This incredibly beautiful island is just a short trip away from Venice, and it's world-famous for its multicolored fishermen's homes and seafood restaurants. Today, the island is primarily a tourist spot, but it has a long history that dates back to Roman times, reflected by the historical architecture scattered across the island. Interestingly, it is said that Leonardo da Vinci himself once visited Burano and it was there that he purchased the cloth he would end up using to adorn the main altar of the Milan Cathedral.
14. Willemstad, Curaçao
Willemstad is the capital city of Curaçao, an island in the Caribbean that is part of the Kingdom of the Netherlands. The Dutch-inspired historical waterfront of the city was once completely white, but in the 1800s, the king appointed a new governor to the island.
Legend tells that the new governor, Albert Kikkert, suffered from terrible migraines as a result of the bright white buildings reflecting the strong Caribbean sun, and so he ordered every building to be painted a different vibrant color to ease his pain. We don't know if it worked, but it's a fact that the buildings in downtown Curaçao are still being painted in every color of the rainbow.

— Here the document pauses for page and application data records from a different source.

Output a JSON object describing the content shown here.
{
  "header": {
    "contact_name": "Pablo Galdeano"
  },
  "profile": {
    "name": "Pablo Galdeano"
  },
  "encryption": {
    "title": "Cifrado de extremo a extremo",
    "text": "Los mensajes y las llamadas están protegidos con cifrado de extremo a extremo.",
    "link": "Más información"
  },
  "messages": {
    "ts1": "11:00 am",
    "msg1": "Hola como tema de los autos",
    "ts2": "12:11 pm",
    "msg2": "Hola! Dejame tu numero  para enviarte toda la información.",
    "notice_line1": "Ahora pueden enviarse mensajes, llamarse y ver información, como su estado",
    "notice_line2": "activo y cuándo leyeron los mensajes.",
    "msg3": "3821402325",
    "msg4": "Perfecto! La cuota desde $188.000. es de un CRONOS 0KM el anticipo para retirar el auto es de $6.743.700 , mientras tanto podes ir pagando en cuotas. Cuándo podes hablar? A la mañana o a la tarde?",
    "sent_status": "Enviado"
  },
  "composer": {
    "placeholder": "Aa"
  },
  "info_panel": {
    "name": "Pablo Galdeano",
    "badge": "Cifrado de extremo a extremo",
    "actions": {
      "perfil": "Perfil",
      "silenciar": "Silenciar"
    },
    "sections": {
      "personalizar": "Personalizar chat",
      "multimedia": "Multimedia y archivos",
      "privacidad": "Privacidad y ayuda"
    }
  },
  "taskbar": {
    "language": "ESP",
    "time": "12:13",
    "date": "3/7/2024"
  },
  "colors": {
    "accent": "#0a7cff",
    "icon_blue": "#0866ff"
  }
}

15. Guatapé, Colombia
Witness the most colorful town in Colombia, the picturesque Guatapé. The town is known for its architecture, richly decorated with traditional multicolored bas-reliefs. Guatapé is surrounded by marvellous mountains, including Piedra del Peñol and the Marial Stone - both giant granite rocks that are a challenge to climb and offer a grand view of the surrounding landscape. Together, these sights make up a popular Andean tourist attraction that's definitely worth a visit!